This pastor didn't institute his program because he simply wanted more people in his pews and more money in his collection plate. Yes, that was part of it but if you read through his letter you will also see that there was a deep concern for the spiritual well being of his flock.

More years ago than I care to remember I had a relatively brief but still sometimes spectacular drinking career followed by several years in the AA program. Back then if one of the newer members - and it was usually me - complained that he wasn't getting anything out of the program an old-timer was sure to chime in with, "Keep bringing the body and the mind will eventually follow." At the time that was just about the corniest thing I'd ever heard but I was desperate enough to give anything a try. Today I can gratefully say that I am living proof that that approach to sobriety works.

A similar approach seems also to have worked for Fr. Brunette. As the article says,

"There was some grumbling up front, for the first couple of weeks. But it quickly subsided. And we started to see more and more and more new, young, faces at Mass. Young families that we had never (or very seldom) seen before.
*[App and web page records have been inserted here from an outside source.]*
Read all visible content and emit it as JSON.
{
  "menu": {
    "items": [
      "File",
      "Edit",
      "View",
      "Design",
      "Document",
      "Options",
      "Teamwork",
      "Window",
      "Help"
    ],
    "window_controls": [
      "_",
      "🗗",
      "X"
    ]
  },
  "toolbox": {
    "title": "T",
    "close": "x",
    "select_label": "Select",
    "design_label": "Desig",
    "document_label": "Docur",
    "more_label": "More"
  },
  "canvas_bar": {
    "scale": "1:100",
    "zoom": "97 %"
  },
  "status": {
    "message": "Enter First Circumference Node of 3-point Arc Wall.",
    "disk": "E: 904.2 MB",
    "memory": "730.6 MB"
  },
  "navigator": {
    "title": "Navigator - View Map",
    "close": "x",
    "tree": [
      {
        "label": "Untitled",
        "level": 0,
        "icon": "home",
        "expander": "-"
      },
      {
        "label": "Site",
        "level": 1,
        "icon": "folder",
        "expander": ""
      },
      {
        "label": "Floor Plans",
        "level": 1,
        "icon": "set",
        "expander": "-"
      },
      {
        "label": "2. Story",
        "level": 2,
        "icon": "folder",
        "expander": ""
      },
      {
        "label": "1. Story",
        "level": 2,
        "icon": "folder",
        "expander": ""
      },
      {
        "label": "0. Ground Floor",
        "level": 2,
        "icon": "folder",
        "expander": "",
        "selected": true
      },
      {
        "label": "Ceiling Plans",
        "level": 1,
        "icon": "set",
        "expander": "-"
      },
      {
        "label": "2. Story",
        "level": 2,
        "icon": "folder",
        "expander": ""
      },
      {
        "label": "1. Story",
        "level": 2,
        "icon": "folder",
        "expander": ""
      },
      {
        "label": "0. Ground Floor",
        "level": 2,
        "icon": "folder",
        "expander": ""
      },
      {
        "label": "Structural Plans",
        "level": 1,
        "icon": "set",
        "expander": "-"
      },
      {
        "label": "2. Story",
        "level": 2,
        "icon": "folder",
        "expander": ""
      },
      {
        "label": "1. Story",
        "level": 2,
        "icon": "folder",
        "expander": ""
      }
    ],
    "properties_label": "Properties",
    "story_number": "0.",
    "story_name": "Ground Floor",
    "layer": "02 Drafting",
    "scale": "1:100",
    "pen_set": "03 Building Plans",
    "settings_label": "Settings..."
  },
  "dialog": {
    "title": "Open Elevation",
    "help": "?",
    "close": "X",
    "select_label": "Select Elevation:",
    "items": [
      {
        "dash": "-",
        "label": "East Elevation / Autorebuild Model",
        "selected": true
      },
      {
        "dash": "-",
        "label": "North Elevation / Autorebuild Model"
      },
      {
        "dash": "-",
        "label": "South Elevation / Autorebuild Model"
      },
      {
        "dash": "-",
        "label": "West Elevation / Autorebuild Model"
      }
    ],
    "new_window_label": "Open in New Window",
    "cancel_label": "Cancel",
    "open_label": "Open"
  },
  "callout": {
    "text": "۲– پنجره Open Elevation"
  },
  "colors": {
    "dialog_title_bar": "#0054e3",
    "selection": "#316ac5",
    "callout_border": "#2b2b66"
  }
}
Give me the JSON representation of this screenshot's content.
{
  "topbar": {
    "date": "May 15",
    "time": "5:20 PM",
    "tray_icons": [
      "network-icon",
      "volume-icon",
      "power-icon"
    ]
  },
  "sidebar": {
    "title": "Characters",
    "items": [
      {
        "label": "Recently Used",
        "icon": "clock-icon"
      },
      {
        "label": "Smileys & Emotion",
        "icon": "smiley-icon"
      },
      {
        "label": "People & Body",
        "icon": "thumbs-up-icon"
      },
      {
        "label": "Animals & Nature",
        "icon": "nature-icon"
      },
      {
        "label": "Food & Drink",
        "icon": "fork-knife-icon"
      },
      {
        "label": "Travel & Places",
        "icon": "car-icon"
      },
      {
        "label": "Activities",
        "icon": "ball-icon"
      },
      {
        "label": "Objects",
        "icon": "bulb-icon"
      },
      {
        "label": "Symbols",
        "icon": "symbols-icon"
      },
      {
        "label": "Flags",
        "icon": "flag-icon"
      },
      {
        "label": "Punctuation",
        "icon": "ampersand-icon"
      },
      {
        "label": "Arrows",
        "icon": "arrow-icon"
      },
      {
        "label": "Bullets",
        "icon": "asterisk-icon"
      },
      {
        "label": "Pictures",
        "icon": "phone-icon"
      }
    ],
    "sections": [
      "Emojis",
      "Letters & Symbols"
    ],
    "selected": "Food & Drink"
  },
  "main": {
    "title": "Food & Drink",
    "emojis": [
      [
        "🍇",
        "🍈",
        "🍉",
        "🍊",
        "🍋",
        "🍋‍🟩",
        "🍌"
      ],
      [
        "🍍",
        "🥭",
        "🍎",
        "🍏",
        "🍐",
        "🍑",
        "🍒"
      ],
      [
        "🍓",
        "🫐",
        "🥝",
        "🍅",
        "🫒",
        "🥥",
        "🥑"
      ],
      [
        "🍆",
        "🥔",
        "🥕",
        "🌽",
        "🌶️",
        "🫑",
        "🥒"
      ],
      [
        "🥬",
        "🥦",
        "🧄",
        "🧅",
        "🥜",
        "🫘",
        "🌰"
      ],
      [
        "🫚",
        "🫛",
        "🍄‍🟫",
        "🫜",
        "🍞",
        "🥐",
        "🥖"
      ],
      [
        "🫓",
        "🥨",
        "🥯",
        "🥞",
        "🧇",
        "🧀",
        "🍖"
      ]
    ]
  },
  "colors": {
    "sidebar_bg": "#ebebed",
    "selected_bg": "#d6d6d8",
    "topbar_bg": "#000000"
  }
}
"And now, a few months in, they continue to join us every Sunday. And the less-than-enthusiastic faces are turning into happy faces, glad to be part of the community and to worship and participate in the Mass."

Preaching the gospel by example is a fine thing, but some folks just seem to need a little more "encouragement" to do what they should be doing, both for themselves and their kids.

Michael Halbrook said...

Thanks for the link and the mention of my entry about our parish's encouragement of school families attending Mass this year. It was exciting to stumble across this and to be able to join in the discussion.

Rich, I appreciate your comments... I feel Mike explained the parish's approach to the "chiefly members of the [diocese]" comment, by pointing out how students bring signed bulletins from the priest in the parish they visited. In fact, that side of the program has brought a lot of conversation between our local priests and others are looking at it, since it's actually working - helping to curb a problem (of school family Mass attendance - or lack thereof) that we've had for years.

On heavy-handed, I wouldn't characterize it as that. I think it's fair to call it "demanding", though. However, that's what the life of faith is: demanding. That's what Christ's call to be part of His Body - His Church is: demanding. That's what the Church's exhortation to attend Mass every Sunday is: demanding.

Isn't it?

My point of view flows nicely out of Mike's analysis. Being EXAMPLES of living the life of faith and being a strong community of worship is great. But if we're going to reach out to those that are missing from our pews (in our case, it was many of these school families), sometimes we might have to be "heavy-handed" in pulling them back just long enough for God's Spirit to do His work and keep them as part of our community... or not.

I'd just tag on that I'm amazed every single Sunday by the new faces, the new families, joining us from among the school population - people we had not seen in years. It's great to have them rejoin our community, and if it took this policy to provide the encouragement, then so be it!